* REQUIRED ACTION
An image-free, exact copy of the records below is required.

>>>

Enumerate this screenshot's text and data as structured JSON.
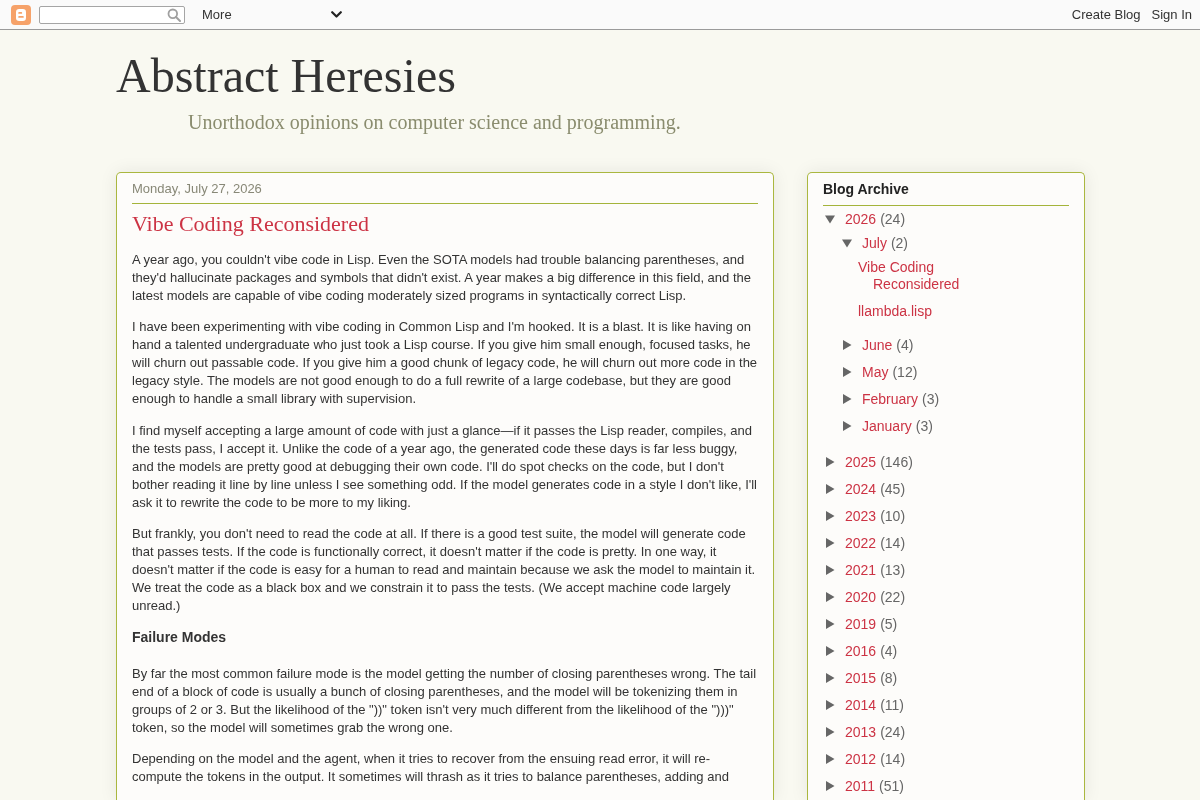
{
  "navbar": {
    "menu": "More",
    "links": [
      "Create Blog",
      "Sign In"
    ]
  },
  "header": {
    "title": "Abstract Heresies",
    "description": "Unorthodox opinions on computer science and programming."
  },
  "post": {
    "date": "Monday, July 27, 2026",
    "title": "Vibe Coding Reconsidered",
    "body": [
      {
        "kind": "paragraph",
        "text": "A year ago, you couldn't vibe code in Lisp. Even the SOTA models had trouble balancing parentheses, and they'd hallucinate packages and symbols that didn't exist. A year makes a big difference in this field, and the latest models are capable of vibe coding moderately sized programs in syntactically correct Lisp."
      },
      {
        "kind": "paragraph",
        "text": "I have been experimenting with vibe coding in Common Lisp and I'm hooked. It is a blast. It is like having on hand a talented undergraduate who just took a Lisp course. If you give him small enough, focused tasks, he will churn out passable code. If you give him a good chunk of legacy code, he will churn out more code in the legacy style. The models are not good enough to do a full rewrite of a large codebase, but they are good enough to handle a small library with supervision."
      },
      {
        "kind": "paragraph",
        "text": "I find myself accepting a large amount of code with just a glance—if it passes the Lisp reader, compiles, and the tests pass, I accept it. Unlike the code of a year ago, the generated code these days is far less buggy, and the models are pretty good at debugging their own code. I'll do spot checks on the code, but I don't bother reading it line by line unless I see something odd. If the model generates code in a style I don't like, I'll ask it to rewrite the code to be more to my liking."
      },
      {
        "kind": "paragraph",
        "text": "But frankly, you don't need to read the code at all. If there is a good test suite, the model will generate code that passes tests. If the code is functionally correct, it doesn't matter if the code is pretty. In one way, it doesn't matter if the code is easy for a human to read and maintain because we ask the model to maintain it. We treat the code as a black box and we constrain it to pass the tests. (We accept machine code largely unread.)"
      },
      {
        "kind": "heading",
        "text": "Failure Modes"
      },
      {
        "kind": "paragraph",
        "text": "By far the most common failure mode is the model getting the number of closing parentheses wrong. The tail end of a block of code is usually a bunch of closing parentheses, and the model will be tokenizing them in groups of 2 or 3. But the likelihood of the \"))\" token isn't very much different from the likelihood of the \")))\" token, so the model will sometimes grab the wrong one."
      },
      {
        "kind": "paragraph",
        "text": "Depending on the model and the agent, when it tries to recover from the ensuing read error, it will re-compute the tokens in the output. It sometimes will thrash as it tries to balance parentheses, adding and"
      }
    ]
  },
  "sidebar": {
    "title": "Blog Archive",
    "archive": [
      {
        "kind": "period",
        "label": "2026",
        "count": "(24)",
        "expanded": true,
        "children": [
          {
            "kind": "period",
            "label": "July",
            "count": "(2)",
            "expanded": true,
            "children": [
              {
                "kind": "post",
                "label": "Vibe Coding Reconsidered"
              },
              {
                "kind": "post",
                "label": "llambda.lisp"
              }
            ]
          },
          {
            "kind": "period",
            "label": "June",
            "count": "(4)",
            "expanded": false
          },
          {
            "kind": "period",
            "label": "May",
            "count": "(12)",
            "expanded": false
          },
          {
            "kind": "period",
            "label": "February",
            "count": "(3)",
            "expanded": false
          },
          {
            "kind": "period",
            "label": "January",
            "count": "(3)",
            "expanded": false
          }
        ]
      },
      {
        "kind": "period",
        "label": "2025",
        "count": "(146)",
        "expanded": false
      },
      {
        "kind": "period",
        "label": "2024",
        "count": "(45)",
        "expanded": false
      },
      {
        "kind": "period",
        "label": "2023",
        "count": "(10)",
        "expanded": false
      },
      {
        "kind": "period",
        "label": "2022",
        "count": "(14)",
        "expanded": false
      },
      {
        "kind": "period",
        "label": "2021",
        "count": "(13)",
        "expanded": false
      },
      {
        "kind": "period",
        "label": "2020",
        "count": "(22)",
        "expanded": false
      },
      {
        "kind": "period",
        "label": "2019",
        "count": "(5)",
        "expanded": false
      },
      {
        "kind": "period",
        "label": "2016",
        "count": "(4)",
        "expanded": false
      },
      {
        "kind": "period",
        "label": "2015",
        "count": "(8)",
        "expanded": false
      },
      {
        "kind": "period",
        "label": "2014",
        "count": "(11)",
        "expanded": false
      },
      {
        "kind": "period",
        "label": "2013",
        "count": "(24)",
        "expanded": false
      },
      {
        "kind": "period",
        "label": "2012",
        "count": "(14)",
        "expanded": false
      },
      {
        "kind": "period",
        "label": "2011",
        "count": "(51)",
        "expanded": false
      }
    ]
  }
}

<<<

* RESULT OF THE EXERCISE
Enumerate this screenshot's text and data as structured JSON.
{
  "navbar": {
    "menu": "More",
    "links": [
      "Create Blog",
      "Sign In"
    ]
  },
  "header": {
    "title": "Abstract Heresies",
    "description": "Unorthodox opinions on computer science and programming."
  },
  "post": {
    "date": "Monday, July 27, 2026",
    "title": "Vibe Coding Reconsidered",
    "body": [
      {
        "kind": "paragraph",
        "text": "A year ago, you couldn't vibe code in Lisp. Even the SOTA models had trouble balancing parentheses, and they'd hallucinate packages and symbols that didn't exist. A year makes a big difference in this field, and the latest models are capable of vibe coding moderately sized programs in syntactically correct Lisp."
      },
      {
        "kind": "paragraph",
        "text": "I have been experimenting with vibe coding in Common Lisp and I'm hooked. It is a blast. It is like having on hand a talented undergraduate who just took a Lisp course. If you give him small enough, focused tasks, he will churn out passable code. If you give him a good chunk of legacy code, he will churn out more code in the legacy style. The models are not good enough to do a full rewrite of a large codebase, but they are good enough to handle a small library with supervision."
      },
      {
        "kind": "paragraph",
        "text": "I find myself accepting a large amount of code with just a glance—if it passes the Lisp reader, compiles, and the tests pass, I accept it. Unlike the code of a year ago, the generated code these days is far less buggy, and the models are pretty good at debugging their own code. I'll do spot checks on the code, but I don't bother reading it line by line unless I see something odd. If the model generates code in a style I don't like, I'll ask it to rewrite the code to be more to my liking."
      },
      {
        "kind": "paragraph",
        "text": "But frankly, you don't need to read the code at all. If there is a good test suite, the model will generate code that passes tests. If the code is functionally correct, it doesn't matter if the code is pretty. In one way, it doesn't matter if the code is easy for a human to read and maintain because we ask the model to maintain it. We treat the code as a black box and we constrain it to pass the tests. (We accept machine code largely unread.)"
      },
      {
        "kind": "heading",
        "text": "Failure Modes"
      },
      {
        "kind": "paragraph",
        "text": "By far the most common failure mode is the model getting the number of closing parentheses wrong. The tail end of a block of code is usually a bunch of closing parentheses, and the model will be tokenizing them in groups of 2 or 3. But the likelihood of the \"))\" token isn't very much different from the likelihood of the \")))\" token, so the model will sometimes grab the wrong one."
      },
      {
        "kind": "paragraph",
        "text": "Depending on the model and the agent, when it tries to recover from the ensuing read error, it will re-compute the tokens in the output. It sometimes will thrash as it tries to balance parentheses, adding and"
      }
    ]
  },
  "sidebar": {
    "title": "Blog Archive",
    "archive": [
      {
        "kind": "period",
        "label": "2026",
        "count": "(24)",
        "expanded": true,
        "children": [
          {
            "kind": "period",
            "label": "July",
            "count": "(2)",
            "expanded": true,
            "children": [
              {
                "kind": "post",
                "label": "Vibe Coding Reconsidered"
              },
              {
                "kind": "post",
                "label": "llambda.lisp"
              }
            ]
          },
          {
            "kind": "period",
            "label": "June",
            "count": "(4)",
            "expanded": false
          },
          {
            "kind": "period",
            "label": "May",
            "count": "(12)",
            "expanded": false
          },
          {
            "kind": "period",
            "label": "February",
            "count": "(3)",
            "expanded": false
          },
          {
            "kind": "period",
            "label": "January",
            "count": "(3)",
            "expanded": false
          }
        ]
      },
      {
        "kind": "period",
        "label": "2025",
        "count": "(146)",
        "expanded": false
      },
      {
        "kind": "period",
        "label": "2024",
        "count": "(45)",
        "expanded": false
      },
      {
        "kind": "period",
        "label": "2023",
        "count": "(10)",
        "expanded": false
      },
      {
        "kind": "period",
        "label": "2022",
        "count": "(14)",
        "expanded": false
      },
      {
        "kind": "period",
        "label": "2021",
        "count": "(13)",
        "expanded": false
      },
      {
        "kind": "period",
        "label": "2020",
        "count": "(22)",
        "expanded": false
      },
      {
        "kind": "period",
        "label": "2019",
        "count": "(5)",
        "expanded": false
      },
      {
        "kind": "period",
        "label": "2016",
        "count": "(4)",
        "expanded": false
      },
      {
        "kind": "period",
        "label": "2015",
        "count": "(8)",
        "expanded": false
      },
      {
        "kind": "period",
        "label": "2014",
        "count": "(11)",
        "expanded": false
      },
      {
        "kind": "period",
        "label": "2013",
        "count": "(24)",
        "expanded": false
      },
      {
        "kind": "period",
        "label": "2012",
        "count": "(14)",
        "expanded": false
      },
      {
        "kind": "period",
        "label": "2011",
        "count": "(51)",
        "expanded": false
      }
    ]
  }
}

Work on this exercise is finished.